TASK DIRECTIONS -
Give the data again exactly as it appears, excluding any pictures.

DATA TO EXAMINE -
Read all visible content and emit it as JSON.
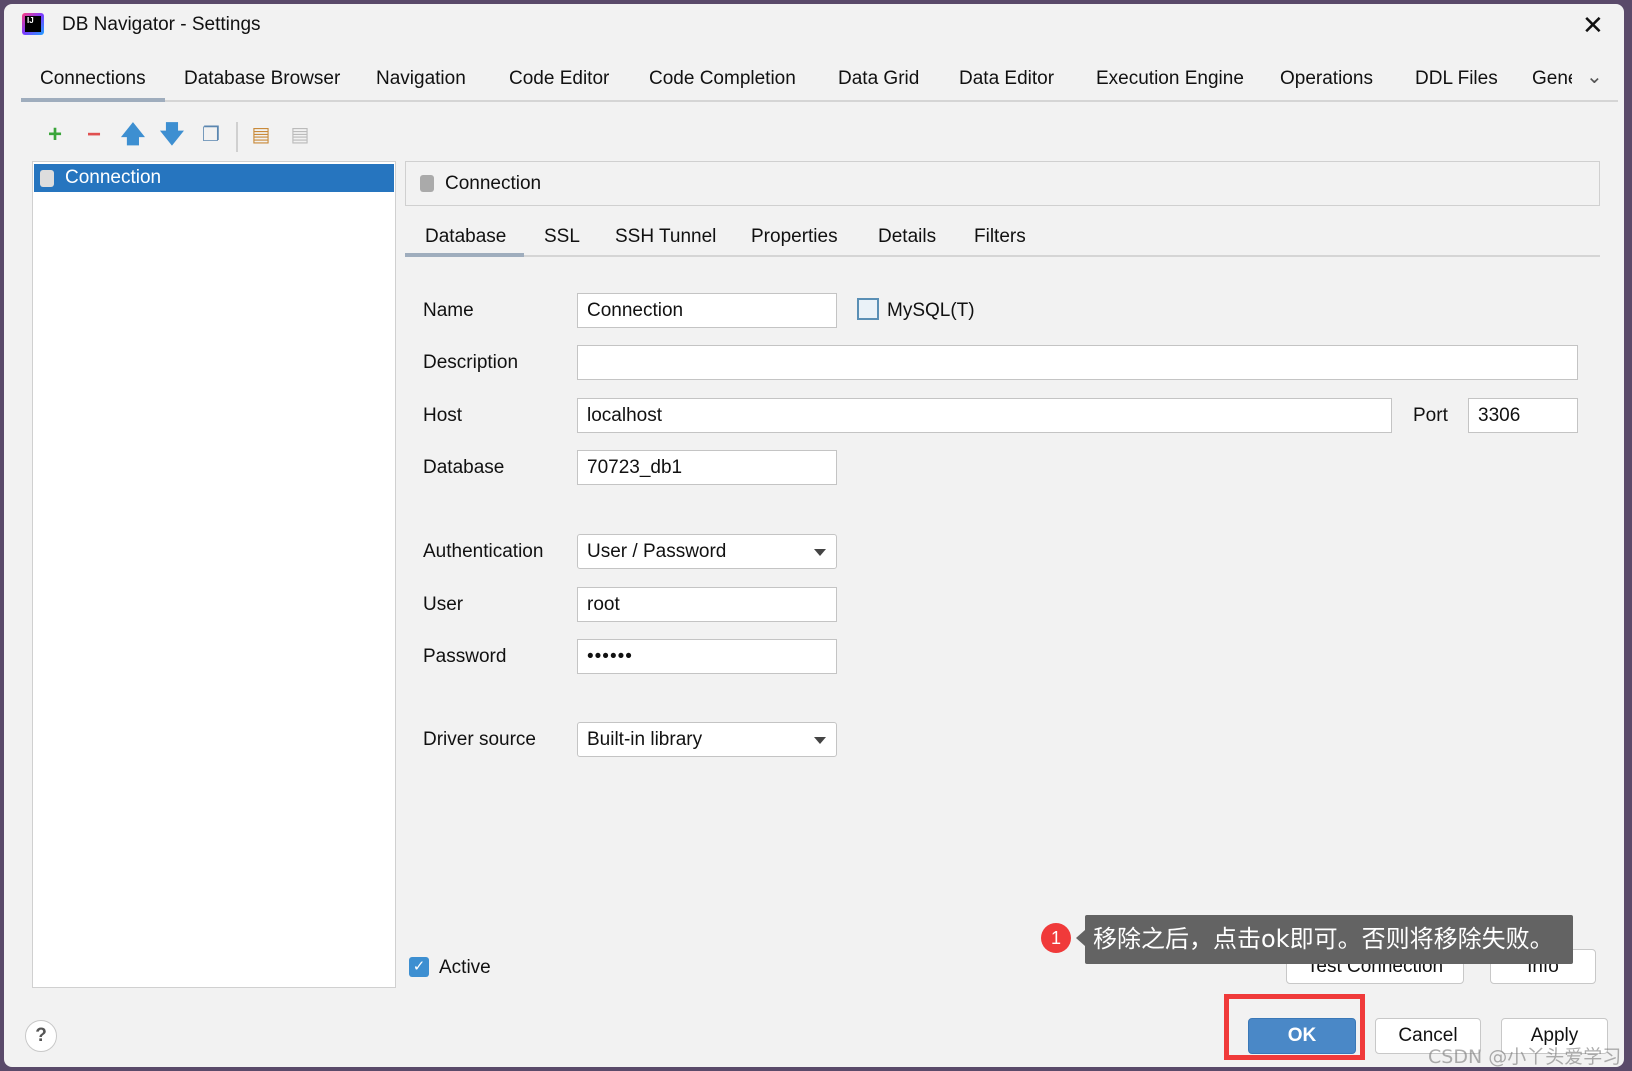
{
  "window": {
    "title": "DB Navigator - Settings",
    "app_icon": "intellij-idea-icon",
    "close_icon": "close-icon"
  },
  "tabs": [
    {
      "label": "Connections",
      "active": true
    },
    {
      "label": "Database Browser"
    },
    {
      "label": "Navigation"
    },
    {
      "label": "Code Editor"
    },
    {
      "label": "Code Completion"
    },
    {
      "label": "Data Grid"
    },
    {
      "label": "Data Editor"
    },
    {
      "label": "Execution Engine"
    },
    {
      "label": "Operations"
    },
    {
      "label": "DDL Files"
    },
    {
      "label": "Gene"
    }
  ],
  "toolbar": {
    "icons": [
      "add-icon",
      "remove-icon",
      "move-up-icon",
      "move-down-icon",
      "copy-icon",
      "export-icon",
      "import-icon"
    ]
  },
  "connections_list": {
    "items": [
      {
        "label": "Connection",
        "selected": true
      }
    ]
  },
  "detail": {
    "header": "Connection",
    "subtabs": [
      {
        "label": "Database",
        "active": true
      },
      {
        "label": "SSL"
      },
      {
        "label": "SSH Tunnel"
      },
      {
        "label": "Properties"
      },
      {
        "label": "Details"
      },
      {
        "label": "Filters"
      }
    ],
    "form": {
      "name_label": "Name",
      "name_value": "Connection",
      "db_type": "MySQL(T)",
      "description_label": "Description",
      "description_value": "",
      "host_label": "Host",
      "host_value": "localhost",
      "port_label": "Port",
      "port_value": "3306",
      "database_label": "Database",
      "database_value": "70723_db1",
      "auth_label": "Authentication",
      "auth_value": "User / Password",
      "user_label": "User",
      "user_value": "root",
      "password_label": "Password",
      "password_value": "••••••",
      "driver_label": "Driver source",
      "driver_value": "Built-in library"
    },
    "active_label": "Active",
    "active_checked": true,
    "test_connection": "Test Connection",
    "info": "Info"
  },
  "annotation": {
    "badge": "1",
    "text": "移除之后，点击ok即可。否则将移除失败。",
    "highlight_color": "#f03a3a"
  },
  "footer": {
    "help": "?",
    "ok": "OK",
    "cancel": "Cancel",
    "apply": "Apply"
  },
  "watermark": "CSDN @小丫头爱学习",
  "colors": {
    "accent": "#2675bf",
    "ok_button": "#4a88c7"
  }
}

COMPLETED TASK -
Read all visible content and emit it as JSON.
{
  "window": {
    "title": "DB Navigator - Settings",
    "app_icon": "intellij-idea-icon",
    "close_icon": "close-icon"
  },
  "tabs": [
    {
      "label": "Connections",
      "active": true
    },
    {
      "label": "Database Browser"
    },
    {
      "label": "Navigation"
    },
    {
      "label": "Code Editor"
    },
    {
      "label": "Code Completion"
    },
    {
      "label": "Data Grid"
    },
    {
      "label": "Data Editor"
    },
    {
      "label": "Execution Engine"
    },
    {
      "label": "Operations"
    },
    {
      "label": "DDL Files"
    },
    {
      "label": "Gene"
    }
  ],
  "toolbar": {
    "icons": [
      "add-icon",
      "remove-icon",
      "move-up-icon",
      "move-down-icon",
      "copy-icon",
      "export-icon",
      "import-icon"
    ]
  },
  "connections_list": {
    "items": [
      {
        "label": "Connection",
        "selected": true
      }
    ]
  },
  "detail": {
    "header": "Connection",
    "subtabs": [
      {
        "label": "Database",
        "active": true
      },
      {
        "label": "SSL"
      },
      {
        "label": "SSH Tunnel"
      },
      {
        "label": "Properties"
      },
      {
        "label": "Details"
      },
      {
        "label": "Filters"
      }
    ],
    "form": {
      "name_label": "Name",
      "name_value": "Connection",
      "db_type": "MySQL(T)",
      "description_label": "Description",
      "description_value": "",
      "host_label": "Host",
      "host_value": "localhost",
      "port_label": "Port",
      "port_value": "3306",
      "database_label": "Database",
      "database_value": "70723_db1",
      "auth_label": "Authentication",
      "auth_value": "User / Password",
      "user_label": "User",
      "user_value": "root",
      "password_label": "Password",
      "password_value": "••••••",
      "driver_label": "Driver source",
      "driver_value": "Built-in library"
    },
    "active_label": "Active",
    "active_checked": true,
    "test_connection": "Test Connection",
    "info": "Info"
  },
  "annotation": {
    "badge": "1",
    "text": "移除之后，点击ok即可。否则将移除失败。",
    "highlight_color": "#f03a3a"
  },
  "footer": {
    "help": "?",
    "ok": "OK",
    "cancel": "Cancel",
    "apply": "Apply"
  },
  "watermark": "CSDN @小丫头爱学习",
  "colors": {
    "accent": "#2675bf",
    "ok_button": "#4a88c7"
  }
}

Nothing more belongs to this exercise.